Effective delegation benefits companies by saving money, promoting teamwork, increasing productivity and efficiency and promoting professionalism (Hasan,2007). Companies also receive a better overall quality of work as leaders are enabled to focus on more important corporate tasks rather than the mundane tasks and day to day operations, leaving knowledgeable employees to become involved in direct decision making activities related to their roles (“How to Delegate”).Successful businesses, regardless of size, encourage not only their managers and supervisors but also others to master the art of delegation (Hasan,2007). Leadership involves discovering new and more effective ways to create opportunities and long term growth and success for the company.
There are a few things to consider when it comes to what you should delegate and what you should not delegate. Giving tasks that are low yield or low priority are best for delegating. Some of these tasks would include paperwork, routine tasks, technical matters ,tasks that are associated with helping the employee solve their own problem. An example of these tasks would be data-entry, setting up headsets, and giving them a task that will help them complete one of their own personal jobs. For instance if an employee is having issues with finishing their own work due to an obstacle that they would come to you about, you could send them to fix that obstacle. This will only make it easier the next time they come across the same issue. (Sojn, 2009). However there are several things you should not delegate to an employee that would include, anything that you should be involved in because of your unique knowledge or skill, personnel matters ( evaluations, discipline, and firing), confidential matters, projects or tasks in crisis, and activities that are personally delegated to you. (Sojn, 2009).
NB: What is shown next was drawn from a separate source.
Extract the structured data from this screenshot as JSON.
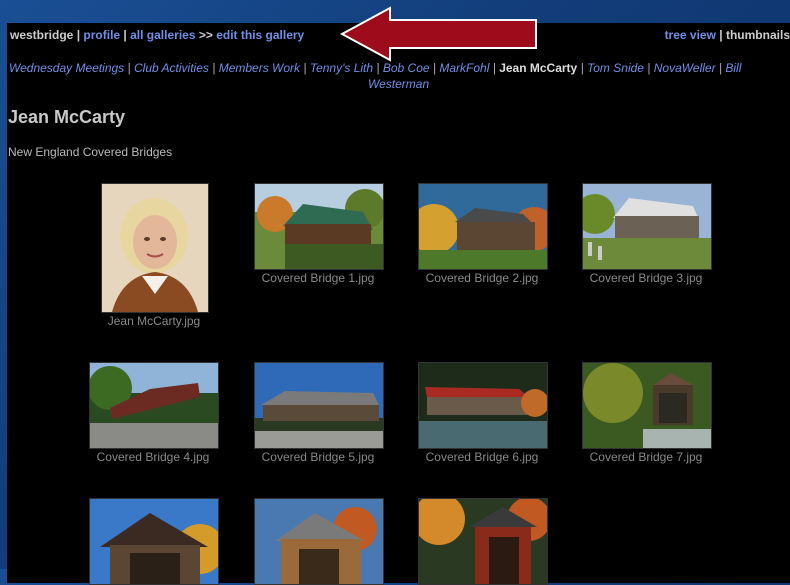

Tasks associated with solving employees problems</li></li></ul><li>Conclusion<br />In conclusion you should explain the need for delegation and reasons you choose the employee. Set objectives that define responsibility, the level of authority, and the deadline. Develop a plan and establish checkpoints and hold employees accountable. This in return will allow staff to become more productive and better trained. It also saves the money and promotes teamwork within the department. There are certain tasks that should and should not be delegated. <br />
References<br />Mills, J ( 2002, August) Delegating Effectively: How to Let Go and Why, The O&P <br /> Edge, Retrieved from http://www.oandp.com/articles/2002-08_08.asp<br />Smith, G. ( 2009) How to Delegate Effectively, Career Know How, Retrieved from <br /> http://www.careerknowhow.com/delegate.htm<br />Sojn, R., (2009), Delegating Strategically, Wright State University, Retrieved from <br /> http://www.wright.edu/~scott.williams/LeaderLetter/delegating.htm<br />Blair, G ( 2009) The Art of Delegation, Management Skills, Retrieved from <br /> http://www.see.ed.ac.uk/~gerard/Management/art5.html<br />Francis, M. (2007, January 20). Effective Management. Retrieved from <br /> http://changingminds.org/articles/articles/effective_management.htm<br />Hasan, . (2007, June 23). How to Delegate Effectively. Retrieved from <br /> http://www.dirjournal.com/guides/how-to-delegate-effectively/ <br />(n.d.). How to Delegate Properly. Retrieved from <br /> http://www.bayt.com/en/career-article-2781/ <br />